Days before blaming Kurdish militants for a bomb in Istanbul, the president’s ruling party was reaching out to the minority’s grassroots.

People walk behind a picture of Selahattin Demirtas, in Istanbul, Turkey, in 2018.

People walk behind a picture of Selahattin Demirtas, in Istanbul, Turkey, in 2018.

Photographer: Bulent Kilic/AFP/Getty Images

Selahattin Demirtas is the most prominent Kurdish inmate in Turkey, vilified by the government as a terrorist. On Nov. 12, he boarded a small plane to visit his father in hospital after a heart attack.

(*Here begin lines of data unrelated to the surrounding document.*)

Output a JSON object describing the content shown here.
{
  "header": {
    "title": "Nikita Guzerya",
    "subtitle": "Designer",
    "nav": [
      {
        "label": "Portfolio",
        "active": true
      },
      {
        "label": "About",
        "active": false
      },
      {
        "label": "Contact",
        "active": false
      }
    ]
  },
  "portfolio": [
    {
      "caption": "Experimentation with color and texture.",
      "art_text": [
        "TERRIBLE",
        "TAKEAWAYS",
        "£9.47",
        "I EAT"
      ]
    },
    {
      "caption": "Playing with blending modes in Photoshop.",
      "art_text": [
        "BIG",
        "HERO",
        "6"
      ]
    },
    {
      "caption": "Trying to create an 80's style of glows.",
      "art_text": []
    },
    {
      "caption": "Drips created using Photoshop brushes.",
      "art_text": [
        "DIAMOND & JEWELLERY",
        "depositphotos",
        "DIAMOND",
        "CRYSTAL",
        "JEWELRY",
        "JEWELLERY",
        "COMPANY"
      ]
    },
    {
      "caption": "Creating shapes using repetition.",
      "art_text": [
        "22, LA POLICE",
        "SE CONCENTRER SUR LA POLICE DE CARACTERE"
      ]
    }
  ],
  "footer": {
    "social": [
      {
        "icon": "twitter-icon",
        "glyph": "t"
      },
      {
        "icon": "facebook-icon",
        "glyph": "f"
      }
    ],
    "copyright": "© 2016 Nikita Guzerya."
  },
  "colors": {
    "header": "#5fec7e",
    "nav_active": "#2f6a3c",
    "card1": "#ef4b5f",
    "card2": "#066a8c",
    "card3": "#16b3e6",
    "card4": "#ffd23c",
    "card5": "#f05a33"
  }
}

Compassionate day release is hardly a norm for political prisoners in a country that’s blamed many a terror attack on Kurdish separatists, most recently the bomb that killed six people and wounded dozens in Istanbul on Nov. 13. But the act of benevolence had a subplot, and it didn’t stop Turkey’s air force from launching strikes on Sunday against Kurdish military bases in Syria and Iraq by way of retaliation for the bomb.